→ **Directions**
The entries that follow should be duplicated in full, without a single alteration.

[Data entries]
###
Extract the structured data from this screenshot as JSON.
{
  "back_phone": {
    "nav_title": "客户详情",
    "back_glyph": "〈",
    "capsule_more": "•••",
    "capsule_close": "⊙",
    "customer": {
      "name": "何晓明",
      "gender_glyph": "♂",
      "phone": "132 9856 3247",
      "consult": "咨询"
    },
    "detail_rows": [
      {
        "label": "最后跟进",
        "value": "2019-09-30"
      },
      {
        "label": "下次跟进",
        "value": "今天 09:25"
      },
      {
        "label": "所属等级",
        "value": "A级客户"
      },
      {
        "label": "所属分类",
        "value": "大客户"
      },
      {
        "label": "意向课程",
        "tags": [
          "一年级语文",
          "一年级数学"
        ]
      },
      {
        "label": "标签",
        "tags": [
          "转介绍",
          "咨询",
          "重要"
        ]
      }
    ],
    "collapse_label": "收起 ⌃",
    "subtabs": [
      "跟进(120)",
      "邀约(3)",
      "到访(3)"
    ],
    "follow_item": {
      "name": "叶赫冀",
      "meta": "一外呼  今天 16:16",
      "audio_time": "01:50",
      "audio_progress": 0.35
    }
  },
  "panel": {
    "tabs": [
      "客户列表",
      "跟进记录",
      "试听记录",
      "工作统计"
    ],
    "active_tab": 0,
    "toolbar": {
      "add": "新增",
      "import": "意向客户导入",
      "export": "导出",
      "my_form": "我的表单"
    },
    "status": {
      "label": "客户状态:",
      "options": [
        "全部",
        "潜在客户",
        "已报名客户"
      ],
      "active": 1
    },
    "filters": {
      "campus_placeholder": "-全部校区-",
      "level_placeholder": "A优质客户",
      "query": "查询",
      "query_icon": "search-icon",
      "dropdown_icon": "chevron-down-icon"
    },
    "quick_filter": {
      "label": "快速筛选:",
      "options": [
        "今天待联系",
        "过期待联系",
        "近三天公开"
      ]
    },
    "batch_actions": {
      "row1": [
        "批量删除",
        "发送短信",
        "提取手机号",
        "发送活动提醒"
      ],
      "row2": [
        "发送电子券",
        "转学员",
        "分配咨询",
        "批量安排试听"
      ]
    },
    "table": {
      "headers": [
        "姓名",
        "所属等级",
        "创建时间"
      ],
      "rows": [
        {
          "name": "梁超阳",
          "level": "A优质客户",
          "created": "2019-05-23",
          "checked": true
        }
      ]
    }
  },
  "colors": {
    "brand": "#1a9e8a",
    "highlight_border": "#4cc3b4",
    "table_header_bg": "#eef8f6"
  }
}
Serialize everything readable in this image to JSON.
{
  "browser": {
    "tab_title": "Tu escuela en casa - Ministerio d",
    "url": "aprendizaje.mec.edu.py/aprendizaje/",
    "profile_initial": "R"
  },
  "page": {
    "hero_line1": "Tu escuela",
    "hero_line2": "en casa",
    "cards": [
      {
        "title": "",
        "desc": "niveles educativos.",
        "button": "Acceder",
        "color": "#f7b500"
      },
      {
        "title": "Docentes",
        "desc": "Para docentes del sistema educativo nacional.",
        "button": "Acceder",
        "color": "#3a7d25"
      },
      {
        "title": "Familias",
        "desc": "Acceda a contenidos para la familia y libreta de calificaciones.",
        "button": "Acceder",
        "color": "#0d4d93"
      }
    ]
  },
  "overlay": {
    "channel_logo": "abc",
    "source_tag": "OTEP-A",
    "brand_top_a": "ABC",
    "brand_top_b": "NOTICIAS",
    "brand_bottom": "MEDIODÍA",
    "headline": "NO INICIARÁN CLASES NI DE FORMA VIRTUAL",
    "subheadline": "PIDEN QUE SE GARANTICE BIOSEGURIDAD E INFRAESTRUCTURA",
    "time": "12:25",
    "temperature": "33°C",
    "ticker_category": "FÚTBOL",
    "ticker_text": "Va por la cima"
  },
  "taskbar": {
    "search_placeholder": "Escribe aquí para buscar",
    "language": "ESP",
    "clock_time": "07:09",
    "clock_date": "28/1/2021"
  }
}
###
→ **Solved exercise**
Extract the structured data from this screenshot as JSON.
{
  "back_phone": {
    "nav_title": "客户详情",
    "back_glyph": "〈",
    "capsule_more": "•••",
    "capsule_close": "⊙",
    "customer": {
      "name": "何晓明",
      "gender_glyph": "♂",
      "phone": "132 9856 3247",
      "consult": "咨询"
    },
    "detail_rows": [
      {
        "label": "最后跟进",
        "value": "2019-09-30"
      },
      {
        "label": "下次跟进",
        "value": "今天 09:25"
      },
      {
        "label": "所属等级",
        "value": "A级客户"
      },
      {
        "label": "所属分类",
        "value": "大客户"
      },
      {
        "label": "意向课程",
        "tags": [
          "一年级语文",
          "一年级数学"
        ]
      },
      {
        "label": "标签",
        "tags": [
          "转介绍",
          "咨询",
          "重要"
        ]
      }
    ],
    "collapse_label": "收起 ⌃",
    "subtabs": [
      "跟进(120)",
      "邀约(3)",
      "到访(3)"
    ],
    "follow_item": {
      "name": "叶赫冀",
      "meta": "一外呼  今天 16:16",
      "audio_time": "01:50",
      "audio_progress": 0.35
    }
  },
  "panel": {
    "tabs": [
      "客户列表",
      "跟进记录",
      "试听记录",
      "工作统计"
    ],
    "active_tab": 0,
    "toolbar": {
      "add": "新增",
      "import": "意向客户导入",
      "export": "导出",
      "my_form": "我的表单"
    },
    "status": {
      "label": "客户状态:",
      "options": [
        "全部",
        "潜在客户",
        "已报名客户"
      ],
      "active": 1
    },
    "filters": {
      "campus_placeholder": "-全部校区-",
      "level_placeholder": "A优质客户",
      "query": "查询",
      "query_icon": "search-icon",
      "dropdown_icon": "chevron-down-icon"
    },
    "quick_filter": {
      "label": "快速筛选:",
      "options": [
        "今天待联系",
        "过期待联系",
        "近三天公开"
      ]
    },
    "batch_actions": {
      "row1": [
        "批量删除",
        "发送短信",
        "提取手机号",
        "发送活动提醒"
      ],
      "row2": [
        "发送电子券",
        "转学员",
        "分配咨询",
        "批量安排试听"
      ]
    },
    "table": {
      "headers": [
        "姓名",
        "所属等级",
        "创建时间"
      ],
      "rows": [
        {
          "name": "梁超阳",
          "level": "A优质客户",
          "created": "2019-05-23",
          "checked": true
        }
      ]
    }
  },
  "colors": {
    "brand": "#1a9e8a",
    "highlight_border": "#4cc3b4",
    "table_header_bg": "#eef8f6"
  }
}
Serialize everything readable in this image to JSON.
{
  "browser": {
    "tab_title": "Tu escuela en casa - Ministerio d",
    "url": "aprendizaje.mec.edu.py/aprendizaje/",
    "profile_initial": "R"
  },
  "page": {
    "hero_line1": "Tu escuela",
    "hero_line2": "en casa",
    "cards": [
      {
        "title": "",
        "desc": "niveles educativos.",
        "button": "Acceder",
        "color": "#f7b500"
      },
      {
        "title": "Docentes",
        "desc": "Para docentes del sistema educativo nacional.",
        "button": "Acceder",
        "color": "#3a7d25"
      },
      {
        "title": "Familias",
        "desc": "Acceda a contenidos para la familia y libreta de calificaciones.",
        "button": "Acceder",
        "color": "#0d4d93"
      }
    ]
  },
  "overlay": {
    "channel_logo": "abc",
    "source_tag": "OTEP-A",
    "brand_top_a": "ABC",
    "brand_top_b": "NOTICIAS",
    "brand_bottom": "MEDIODÍA",
    "headline": "NO INICIARÁN CLASES NI DE FORMA VIRTUAL",
    "subheadline": "PIDEN QUE SE GARANTICE BIOSEGURIDAD E INFRAESTRUCTURA",
    "time": "12:25",
    "temperature": "33°C",
    "ticker_category": "FÚTBOL",
    "ticker_text": "Va por la cima"
  },
  "taskbar": {
    "search_placeholder": "Escribe aquí para buscar",
    "language": "ESP",
    "clock_time": "07:09",
    "clock_date": "28/1/2021"
  }
}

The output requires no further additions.